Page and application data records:
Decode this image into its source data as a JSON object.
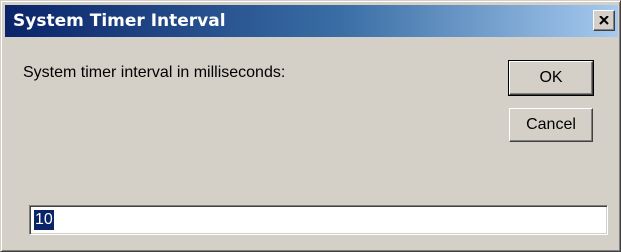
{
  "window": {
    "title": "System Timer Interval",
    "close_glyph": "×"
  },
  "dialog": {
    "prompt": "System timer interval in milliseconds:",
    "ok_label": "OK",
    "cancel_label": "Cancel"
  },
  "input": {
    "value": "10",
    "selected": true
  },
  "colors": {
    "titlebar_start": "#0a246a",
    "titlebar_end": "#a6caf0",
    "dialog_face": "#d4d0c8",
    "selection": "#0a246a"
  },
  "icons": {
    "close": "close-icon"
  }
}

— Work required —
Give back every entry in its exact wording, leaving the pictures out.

— Answer —
Decode this image into its source data as a JSON object.
{
  "window": {
    "title": "System Timer Interval",
    "close_glyph": "×"
  },
  "dialog": {
    "prompt": "System timer interval in milliseconds:",
    "ok_label": "OK",
    "cancel_label": "Cancel"
  },
  "input": {
    "value": "10",
    "selected": true
  },
  "colors": {
    "titlebar_start": "#0a246a",
    "titlebar_end": "#a6caf0",
    "dialog_face": "#d4d0c8",
    "selection": "#0a246a"
  },
  "icons": {
    "close": "close-icon"
  }
}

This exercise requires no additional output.